→ Task prompt:
Omit each picture as you copy the entries exactly.

→ Supplied information:

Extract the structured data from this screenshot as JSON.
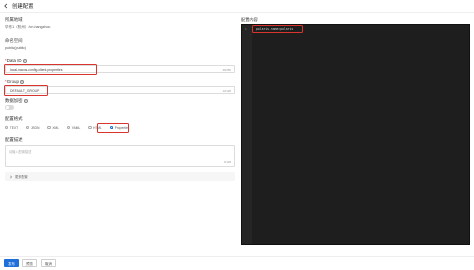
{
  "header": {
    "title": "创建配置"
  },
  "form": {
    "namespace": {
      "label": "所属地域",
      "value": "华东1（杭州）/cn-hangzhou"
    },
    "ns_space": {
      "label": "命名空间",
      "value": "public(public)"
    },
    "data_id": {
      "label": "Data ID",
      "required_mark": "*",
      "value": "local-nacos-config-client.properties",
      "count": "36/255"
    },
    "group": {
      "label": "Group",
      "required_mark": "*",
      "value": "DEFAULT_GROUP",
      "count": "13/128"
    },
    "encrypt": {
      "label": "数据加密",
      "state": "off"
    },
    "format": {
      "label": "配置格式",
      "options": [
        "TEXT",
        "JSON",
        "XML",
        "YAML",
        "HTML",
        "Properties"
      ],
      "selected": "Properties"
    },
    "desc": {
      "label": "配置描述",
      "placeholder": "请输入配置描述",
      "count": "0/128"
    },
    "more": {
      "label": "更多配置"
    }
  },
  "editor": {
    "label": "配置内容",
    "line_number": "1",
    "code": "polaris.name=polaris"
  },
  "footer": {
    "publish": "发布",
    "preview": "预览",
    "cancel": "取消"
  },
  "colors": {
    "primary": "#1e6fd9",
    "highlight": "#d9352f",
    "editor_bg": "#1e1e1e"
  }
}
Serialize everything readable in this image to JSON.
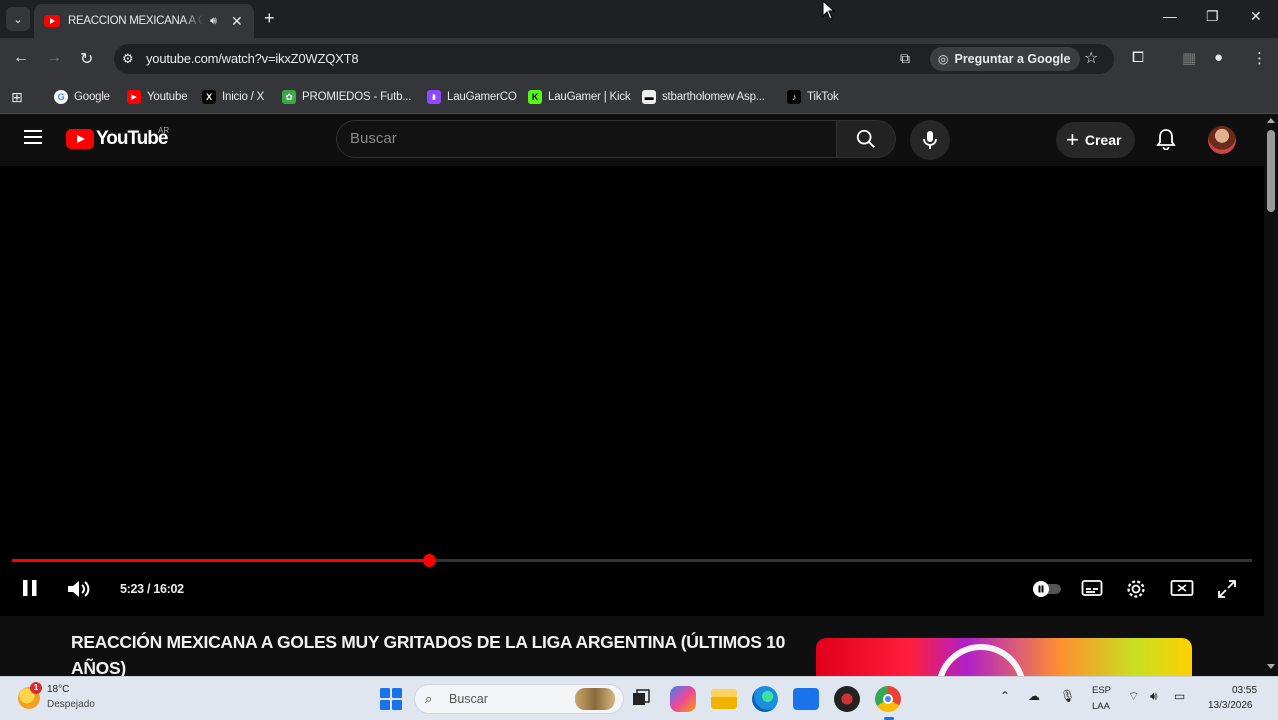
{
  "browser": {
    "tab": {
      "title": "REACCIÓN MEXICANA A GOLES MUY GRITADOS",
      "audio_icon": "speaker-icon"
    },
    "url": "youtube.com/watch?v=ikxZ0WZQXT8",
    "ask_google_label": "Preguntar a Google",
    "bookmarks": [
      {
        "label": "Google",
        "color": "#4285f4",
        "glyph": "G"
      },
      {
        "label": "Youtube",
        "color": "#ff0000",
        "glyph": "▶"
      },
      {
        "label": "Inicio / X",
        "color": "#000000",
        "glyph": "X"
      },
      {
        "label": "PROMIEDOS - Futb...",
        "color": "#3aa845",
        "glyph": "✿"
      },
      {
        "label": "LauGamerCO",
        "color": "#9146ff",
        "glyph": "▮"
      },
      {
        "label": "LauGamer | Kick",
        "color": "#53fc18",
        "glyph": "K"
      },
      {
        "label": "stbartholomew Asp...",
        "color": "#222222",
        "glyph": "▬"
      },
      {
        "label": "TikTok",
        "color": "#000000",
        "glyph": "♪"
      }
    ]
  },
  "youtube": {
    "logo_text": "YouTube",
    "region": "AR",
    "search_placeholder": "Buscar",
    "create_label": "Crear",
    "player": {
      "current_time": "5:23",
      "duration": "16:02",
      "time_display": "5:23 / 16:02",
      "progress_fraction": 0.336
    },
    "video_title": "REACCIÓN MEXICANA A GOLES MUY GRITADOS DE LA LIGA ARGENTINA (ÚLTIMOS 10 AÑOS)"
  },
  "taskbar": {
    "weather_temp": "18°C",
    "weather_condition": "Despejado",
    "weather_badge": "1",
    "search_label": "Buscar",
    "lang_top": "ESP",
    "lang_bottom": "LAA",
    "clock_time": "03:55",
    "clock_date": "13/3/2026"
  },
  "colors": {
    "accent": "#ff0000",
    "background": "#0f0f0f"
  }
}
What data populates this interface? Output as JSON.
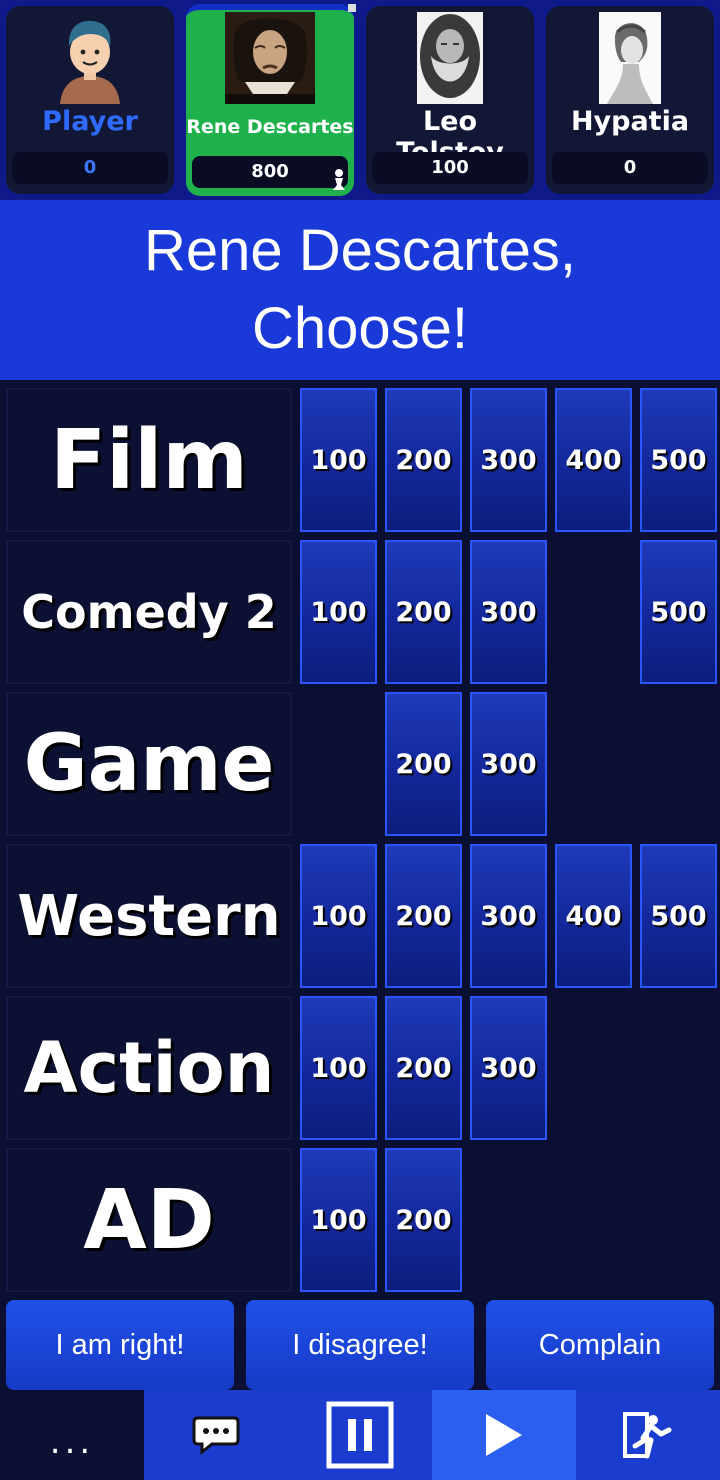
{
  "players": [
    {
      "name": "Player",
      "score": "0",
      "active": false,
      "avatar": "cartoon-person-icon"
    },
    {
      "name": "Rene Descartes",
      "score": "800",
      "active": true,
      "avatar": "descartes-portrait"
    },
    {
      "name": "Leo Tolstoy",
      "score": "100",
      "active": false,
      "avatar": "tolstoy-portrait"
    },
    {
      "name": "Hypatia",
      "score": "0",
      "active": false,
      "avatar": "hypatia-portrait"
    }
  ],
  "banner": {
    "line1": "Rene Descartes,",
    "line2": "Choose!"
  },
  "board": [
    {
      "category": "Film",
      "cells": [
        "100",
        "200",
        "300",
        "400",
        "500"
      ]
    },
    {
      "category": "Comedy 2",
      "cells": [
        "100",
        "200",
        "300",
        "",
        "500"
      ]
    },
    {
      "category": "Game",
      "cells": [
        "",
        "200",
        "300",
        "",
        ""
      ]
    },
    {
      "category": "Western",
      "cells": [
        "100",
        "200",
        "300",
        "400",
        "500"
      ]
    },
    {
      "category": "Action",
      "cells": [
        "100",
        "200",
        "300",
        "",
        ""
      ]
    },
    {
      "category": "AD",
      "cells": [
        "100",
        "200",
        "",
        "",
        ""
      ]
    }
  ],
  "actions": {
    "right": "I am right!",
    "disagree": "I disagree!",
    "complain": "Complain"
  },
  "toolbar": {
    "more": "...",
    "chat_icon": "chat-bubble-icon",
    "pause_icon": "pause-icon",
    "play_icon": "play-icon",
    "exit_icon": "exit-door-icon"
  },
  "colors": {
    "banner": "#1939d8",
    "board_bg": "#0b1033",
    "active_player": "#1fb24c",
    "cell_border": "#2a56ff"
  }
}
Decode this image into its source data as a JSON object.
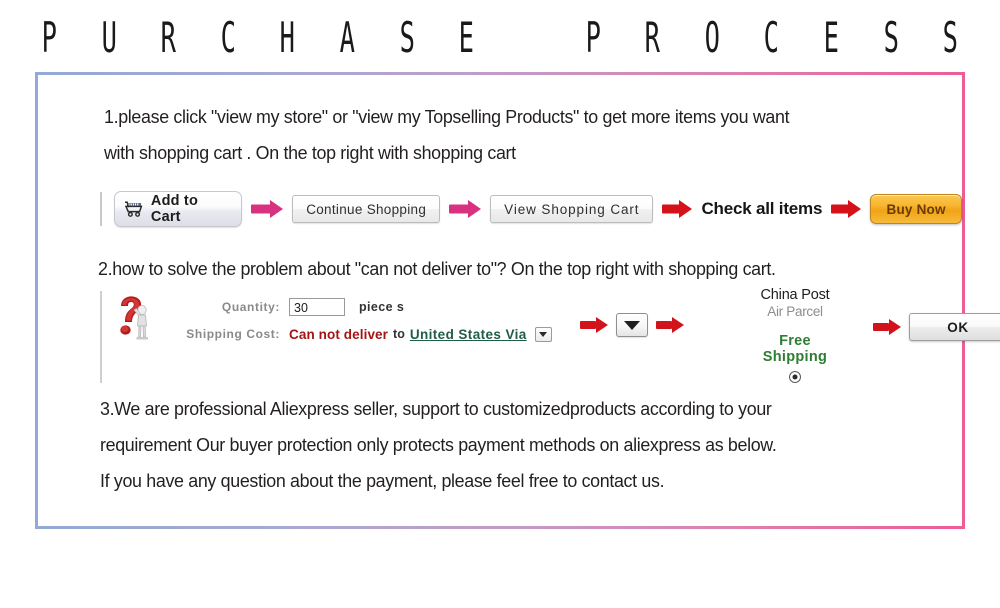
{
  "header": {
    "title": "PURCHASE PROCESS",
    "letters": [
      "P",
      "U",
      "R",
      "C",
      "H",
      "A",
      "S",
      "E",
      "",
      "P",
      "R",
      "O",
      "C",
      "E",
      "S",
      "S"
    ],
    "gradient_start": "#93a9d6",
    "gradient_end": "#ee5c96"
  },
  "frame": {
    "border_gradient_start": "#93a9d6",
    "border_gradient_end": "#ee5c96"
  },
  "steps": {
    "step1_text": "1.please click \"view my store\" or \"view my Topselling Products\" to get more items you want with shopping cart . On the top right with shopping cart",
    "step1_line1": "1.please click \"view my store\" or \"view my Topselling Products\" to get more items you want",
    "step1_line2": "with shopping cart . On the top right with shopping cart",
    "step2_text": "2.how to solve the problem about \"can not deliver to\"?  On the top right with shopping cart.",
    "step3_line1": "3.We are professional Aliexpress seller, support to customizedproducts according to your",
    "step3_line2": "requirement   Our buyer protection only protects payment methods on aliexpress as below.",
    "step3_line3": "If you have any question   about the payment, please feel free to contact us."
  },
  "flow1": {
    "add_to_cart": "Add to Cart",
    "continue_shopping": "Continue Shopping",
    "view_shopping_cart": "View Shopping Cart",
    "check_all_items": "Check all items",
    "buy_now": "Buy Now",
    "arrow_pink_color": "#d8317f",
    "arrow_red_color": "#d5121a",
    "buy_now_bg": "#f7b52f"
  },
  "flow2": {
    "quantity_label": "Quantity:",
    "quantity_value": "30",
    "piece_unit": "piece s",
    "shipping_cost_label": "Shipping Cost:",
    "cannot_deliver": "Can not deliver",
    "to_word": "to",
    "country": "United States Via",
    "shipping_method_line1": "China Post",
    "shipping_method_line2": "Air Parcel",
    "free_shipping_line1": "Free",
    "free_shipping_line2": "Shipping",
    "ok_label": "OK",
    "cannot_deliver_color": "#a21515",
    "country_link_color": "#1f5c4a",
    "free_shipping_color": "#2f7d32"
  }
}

→ The completed task:
Extract the structured data from this screenshot as JSON.
{
  "header": {
    "title": "创建配置"
  },
  "form": {
    "namespace": {
      "label": "所属地域",
      "value": "华东1（杭州）/cn-hangzhou"
    },
    "ns_space": {
      "label": "命名空间",
      "value": "public(public)"
    },
    "data_id": {
      "label": "Data ID",
      "required_mark": "*",
      "value": "local-nacos-config-client.properties",
      "count": "36/255"
    },
    "group": {
      "label": "Group",
      "required_mark": "*",
      "value": "DEFAULT_GROUP",
      "count": "13/128"
    },
    "encrypt": {
      "label": "数据加密",
      "state": "off"
    },
    "format": {
      "label": "配置格式",
      "options": [
        "TEXT",
        "JSON",
        "XML",
        "YAML",
        "HTML",
        "Properties"
      ],
      "selected": "Properties"
    },
    "desc": {
      "label": "配置描述",
      "placeholder": "请输入配置描述",
      "count": "0/128"
    },
    "more": {
      "label": "更多配置"
    }
  },
  "editor": {
    "label": "配置内容",
    "line_number": "1",
    "code": "polaris.name=polaris"
  },
  "footer": {
    "publish": "发布",
    "preview": "预览",
    "cancel": "取消"
  },
  "colors": {
    "primary": "#1e6fd9",
    "highlight": "#d9352f",
    "editor_bg": "#1e1e1e"
  }
}
Serialize everything readable in this image to JSON.
{
  "browser": {
    "tab": {
      "title": "REACCIÓN MEXICANA A GOLES MUY GRITADOS",
      "audio_icon": "speaker-icon"
    },
    "url": "youtube.com/watch?v=ikxZ0WZQXT8",
    "ask_google_label": "Preguntar a Google",
    "bookmarks": [
      {
        "label": "Google",
        "color": "#4285f4",
        "glyph": "G"
      },
      {
        "label": "Youtube",
        "color": "#ff0000",
        "glyph": "▶"
      },
      {
        "label": "Inicio / X",
        "color": "#000000",
        "glyph": "X"
      },
      {
        "label": "PROMIEDOS - Futb...",
        "color": "#3aa845",
        "glyph": "✿"
      },
      {
        "label": "LauGamerCO",
        "color": "#9146ff",
        "glyph": "▮"
      },
      {
        "label": "LauGamer | Kick",
        "color": "#53fc18",
        "glyph": "K"
      },
      {
        "label": "stbartholomew Asp...",
        "color": "#222222",
        "glyph": "▬"
      },
      {
        "label": "TikTok",
        "color": "#000000",
        "glyph": "♪"
      }
    ]
  },
  "youtube": {
    "logo_text": "YouTube",
    "region": "AR",
    "search_placeholder": "Buscar",
    "create_label": "Crear",
    "player": {
      "current_time": "5:23",
      "duration": "16:02",
      "time_display": "5:23 / 16:02",
      "progress_fraction": 0.336
    },
    "video_title": "REACCIÓN MEXICANA A GOLES MUY GRITADOS DE LA LIGA ARGENTINA (ÚLTIMOS 10 AÑOS)"
  },
  "taskbar": {
    "weather_temp": "18°C",
    "weather_condition": "Despejado",
    "weather_badge": "1",
    "search_label": "Buscar",
    "lang_top": "ESP",
    "lang_bottom": "LAA",
    "clock_time": "03:55",
    "clock_date": "13/3/2026"
  },
  "colors": {
    "accent": "#ff0000",
    "background": "#0f0f0f"
  }
}
What data populates this interface? Output as JSON.
{
  "players": [
    {
      "name": "Player",
      "score": "0",
      "active": false,
      "avatar": "cartoon-person-icon"
    },
    {
      "name": "Rene Descartes",
      "score": "800",
      "active": true,
      "avatar": "descartes-portrait"
    },
    {
      "name": "Leo Tolstoy",
      "score": "100",
      "active": false,
      "avatar": "tolstoy-portrait"
    },
    {
      "name": "Hypatia",
      "score": "0",
      "active": false,
      "avatar": "hypatia-portrait"
    }
  ],
  "banner": {
    "line1": "Rene Descartes,",
    "line2": "Choose!"
  },
  "board": [
    {
      "category": "Film",
      "cells": [
        "100",
        "200",
        "300",
        "400",
        "500"
      ]
    },
    {
      "category": "Comedy 2",
      "cells": [
        "100",
        "200",
        "300",
        "",
        "500"
      ]
    },
    {
      "category": "Game",
      "cells": [
        "",
        "200",
        "300",
        "",
        ""
      ]
    },
    {
      "category": "Western",
      "cells": [
        "100",
        "200",
        "300",
        "400",
        "500"
      ]
    },
    {
      "category": "Action",
      "cells": [
        "100",
        "200",
        "300",
        "",
        ""
      ]
    },
    {
      "category": "AD",
      "cells": [
        "100",
        "200",
        "",
        "",
        ""
      ]
    }
  ],
  "actions": {
    "right": "I am right!",
    "disagree": "I disagree!",
    "complain": "Complain"
  },
  "toolbar": {
    "more": "...",
    "chat_icon": "chat-bubble-icon",
    "pause_icon": "pause-icon",
    "play_icon": "play-icon",
    "exit_icon": "exit-door-icon"
  },
  "colors": {
    "banner": "#1939d8",
    "board_bg": "#0b1033",
    "active_player": "#1fb24c",
    "cell_border": "#2a56ff"
  }
}
Decode this image into its source data as a JSON object.
{
  "header": {
    "title": "PURCHASE PROCESS",
    "letters": [
      "P",
      "U",
      "R",
      "C",
      "H",
      "A",
      "S",
      "E",
      "",
      "P",
      "R",
      "O",
      "C",
      "E",
      "S",
      "S"
    ],
    "gradient_start": "#93a9d6",
    "gradient_end": "#ee5c96"
  },
  "frame": {
    "border_gradient_start": "#93a9d6",
    "border_gradient_end": "#ee5c96"
  },
  "steps": {
    "step1_text": "1.please click \"view my store\" or \"view my Topselling Products\" to get more items you want with shopping cart . On the top right with shopping cart",
    "step1_line1": "1.please click \"view my store\" or \"view my Topselling Products\" to get more items you want",
    "step1_line2": "with shopping cart . On the top right with shopping cart",
    "step2_text": "2.how to solve the problem about \"can not deliver to\"?  On the top right with shopping cart.",
    "step3_line1": "3.We are professional Aliexpress seller, support to customizedproducts according to your",
    "step3_line2": "requirement   Our buyer protection only protects payment methods on aliexpress as below.",
    "step3_line3": "If you have any question   about the payment, please feel free to contact us."
  },
  "flow1": {
    "add_to_cart": "Add to Cart",
    "continue_shopping": "Continue Shopping",
    "view_shopping_cart": "View Shopping Cart",
    "check_all_items": "Check all items",
    "buy_now": "Buy Now",
    "arrow_pink_color": "#d8317f",
    "arrow_red_color": "#d5121a",
    "buy_now_bg": "#f7b52f"
  },
  "flow2": {
    "quantity_label": "Quantity:",
    "quantity_value": "30",
    "piece_unit": "piece s",
    "shipping_cost_label": "Shipping Cost:",
    "cannot_deliver": "Can not deliver",
    "to_word": "to",
    "country": "United States Via",
    "shipping_method_line1": "China Post",
    "shipping_method_line2": "Air Parcel",
    "free_shipping_line1": "Free",
    "free_shipping_line2": "Shipping",
    "ok_label": "OK",
    "cannot_deliver_color": "#a21515",
    "country_link_color": "#1f5c4a",
    "free_shipping_color": "#2f7d32"
  }
}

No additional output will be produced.